## YOUR ASSIGNMENT
A word-for-word copy of the records below is required.

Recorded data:
_ _ _ _ _

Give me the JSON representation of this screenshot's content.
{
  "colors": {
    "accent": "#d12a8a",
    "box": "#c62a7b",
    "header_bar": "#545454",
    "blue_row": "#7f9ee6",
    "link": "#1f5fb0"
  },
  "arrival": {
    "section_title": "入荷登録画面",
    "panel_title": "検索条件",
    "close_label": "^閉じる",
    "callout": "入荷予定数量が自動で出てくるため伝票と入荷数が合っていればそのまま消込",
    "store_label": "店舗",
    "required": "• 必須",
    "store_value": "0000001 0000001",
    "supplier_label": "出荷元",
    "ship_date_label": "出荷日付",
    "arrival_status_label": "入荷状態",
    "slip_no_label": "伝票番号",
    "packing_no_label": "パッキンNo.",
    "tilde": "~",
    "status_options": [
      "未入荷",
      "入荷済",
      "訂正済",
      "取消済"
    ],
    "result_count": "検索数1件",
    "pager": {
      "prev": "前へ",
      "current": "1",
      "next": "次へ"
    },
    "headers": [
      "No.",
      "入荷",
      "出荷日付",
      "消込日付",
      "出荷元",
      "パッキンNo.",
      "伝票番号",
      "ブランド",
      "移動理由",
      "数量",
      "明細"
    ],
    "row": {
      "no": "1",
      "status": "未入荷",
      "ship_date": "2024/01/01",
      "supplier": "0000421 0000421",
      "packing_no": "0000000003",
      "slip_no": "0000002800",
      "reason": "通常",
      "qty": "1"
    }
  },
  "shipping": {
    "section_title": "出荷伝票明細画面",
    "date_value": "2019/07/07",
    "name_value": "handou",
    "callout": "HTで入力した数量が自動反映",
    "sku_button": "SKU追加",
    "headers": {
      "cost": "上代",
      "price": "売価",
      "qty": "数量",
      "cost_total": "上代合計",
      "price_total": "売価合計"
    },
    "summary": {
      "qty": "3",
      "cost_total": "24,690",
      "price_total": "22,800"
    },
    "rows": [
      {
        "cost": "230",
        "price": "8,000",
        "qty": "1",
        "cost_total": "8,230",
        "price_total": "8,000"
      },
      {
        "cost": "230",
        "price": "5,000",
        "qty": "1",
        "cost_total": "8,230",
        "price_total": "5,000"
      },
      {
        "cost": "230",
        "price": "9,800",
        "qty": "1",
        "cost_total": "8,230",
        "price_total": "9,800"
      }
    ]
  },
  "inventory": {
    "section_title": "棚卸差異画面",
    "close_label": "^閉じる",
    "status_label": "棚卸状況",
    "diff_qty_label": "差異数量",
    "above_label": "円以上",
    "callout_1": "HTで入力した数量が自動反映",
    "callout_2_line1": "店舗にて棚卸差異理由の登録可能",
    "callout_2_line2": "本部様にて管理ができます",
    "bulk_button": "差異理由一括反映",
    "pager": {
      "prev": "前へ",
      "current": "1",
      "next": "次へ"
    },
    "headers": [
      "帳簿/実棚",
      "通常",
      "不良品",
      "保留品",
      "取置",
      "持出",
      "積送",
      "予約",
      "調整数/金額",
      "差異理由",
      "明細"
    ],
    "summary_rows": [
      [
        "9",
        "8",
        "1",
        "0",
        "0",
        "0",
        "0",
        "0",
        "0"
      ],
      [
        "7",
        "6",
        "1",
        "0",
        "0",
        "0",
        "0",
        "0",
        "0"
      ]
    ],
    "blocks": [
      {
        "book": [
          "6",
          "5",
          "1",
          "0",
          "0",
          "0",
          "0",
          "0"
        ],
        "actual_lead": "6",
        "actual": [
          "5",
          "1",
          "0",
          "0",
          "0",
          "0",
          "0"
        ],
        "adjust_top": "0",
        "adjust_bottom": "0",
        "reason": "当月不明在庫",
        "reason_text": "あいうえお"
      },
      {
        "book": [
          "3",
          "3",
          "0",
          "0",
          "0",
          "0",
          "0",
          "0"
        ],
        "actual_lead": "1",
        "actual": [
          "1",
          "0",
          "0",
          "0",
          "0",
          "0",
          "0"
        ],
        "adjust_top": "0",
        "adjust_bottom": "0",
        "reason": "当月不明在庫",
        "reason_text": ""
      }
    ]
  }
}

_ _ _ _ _

## WRITTEN ANSWER
Give me the JSON representation of this screenshot's content.
{
  "colors": {
    "accent": "#d12a8a",
    "box": "#c62a7b",
    "header_bar": "#545454",
    "blue_row": "#7f9ee6",
    "link": "#1f5fb0"
  },
  "arrival": {
    "section_title": "入荷登録画面",
    "panel_title": "検索条件",
    "close_label": "^閉じる",
    "callout": "入荷予定数量が自動で出てくるため伝票と入荷数が合っていればそのまま消込",
    "store_label": "店舗",
    "required": "• 必須",
    "store_value": "0000001 0000001",
    "supplier_label": "出荷元",
    "ship_date_label": "出荷日付",
    "arrival_status_label": "入荷状態",
    "slip_no_label": "伝票番号",
    "packing_no_label": "パッキンNo.",
    "tilde": "~",
    "status_options": [
      "未入荷",
      "入荷済",
      "訂正済",
      "取消済"
    ],
    "result_count": "検索数1件",
    "pager": {
      "prev": "前へ",
      "current": "1",
      "next": "次へ"
    },
    "headers": [
      "No.",
      "入荷",
      "出荷日付",
      "消込日付",
      "出荷元",
      "パッキンNo.",
      "伝票番号",
      "ブランド",
      "移動理由",
      "数量",
      "明細"
    ],
    "row": {
      "no": "1",
      "status": "未入荷",
      "ship_date": "2024/01/01",
      "supplier": "0000421 0000421",
      "packing_no": "0000000003",
      "slip_no": "0000002800",
      "reason": "通常",
      "qty": "1"
    }
  },
  "shipping": {
    "section_title": "出荷伝票明細画面",
    "date_value": "2019/07/07",
    "name_value": "handou",
    "callout": "HTで入力した数量が自動反映",
    "sku_button": "SKU追加",
    "headers": {
      "cost": "上代",
      "price": "売価",
      "qty": "数量",
      "cost_total": "上代合計",
      "price_total": "売価合計"
    },
    "summary": {
      "qty": "3",
      "cost_total": "24,690",
      "price_total": "22,800"
    },
    "rows": [
      {
        "cost": "230",
        "price": "8,000",
        "qty": "1",
        "cost_total": "8,230",
        "price_total": "8,000"
      },
      {
        "cost": "230",
        "price": "5,000",
        "qty": "1",
        "cost_total": "8,230",
        "price_total": "5,000"
      },
      {
        "cost": "230",
        "price": "9,800",
        "qty": "1",
        "cost_total": "8,230",
        "price_total": "9,800"
      }
    ]
  },
  "inventory": {
    "section_title": "棚卸差異画面",
    "close_label": "^閉じる",
    "status_label": "棚卸状況",
    "diff_qty_label": "差異数量",
    "above_label": "円以上",
    "callout_1": "HTで入力した数量が自動反映",
    "callout_2_line1": "店舗にて棚卸差異理由の登録可能",
    "callout_2_line2": "本部様にて管理ができます",
    "bulk_button": "差異理由一括反映",
    "pager": {
      "prev": "前へ",
      "current": "1",
      "next": "次へ"
    },
    "headers": [
      "帳簿/実棚",
      "通常",
      "不良品",
      "保留品",
      "取置",
      "持出",
      "積送",
      "予約",
      "調整数/金額",
      "差異理由",
      "明細"
    ],
    "summary_rows": [
      [
        "9",
        "8",
        "1",
        "0",
        "0",
        "0",
        "0",
        "0",
        "0"
      ],
      [
        "7",
        "6",
        "1",
        "0",
        "0",
        "0",
        "0",
        "0",
        "0"
      ]
    ],
    "blocks": [
      {
        "book": [
          "6",
          "5",
          "1",
          "0",
          "0",
          "0",
          "0",
          "0"
        ],
        "actual_lead": "6",
        "actual": [
          "5",
          "1",
          "0",
          "0",
          "0",
          "0",
          "0"
        ],
        "adjust_top": "0",
        "adjust_bottom": "0",
        "reason": "当月不明在庫",
        "reason_text": "あいうえお"
      },
      {
        "book": [
          "3",
          "3",
          "0",
          "0",
          "0",
          "0",
          "0",
          "0"
        ],
        "actual_lead": "1",
        "actual": [
          "1",
          "0",
          "0",
          "0",
          "0",
          "0",
          "0"
        ],
        "adjust_top": "0",
        "adjust_bottom": "0",
        "reason": "当月不明在庫",
        "reason_text": ""
      }
    ]
  }
}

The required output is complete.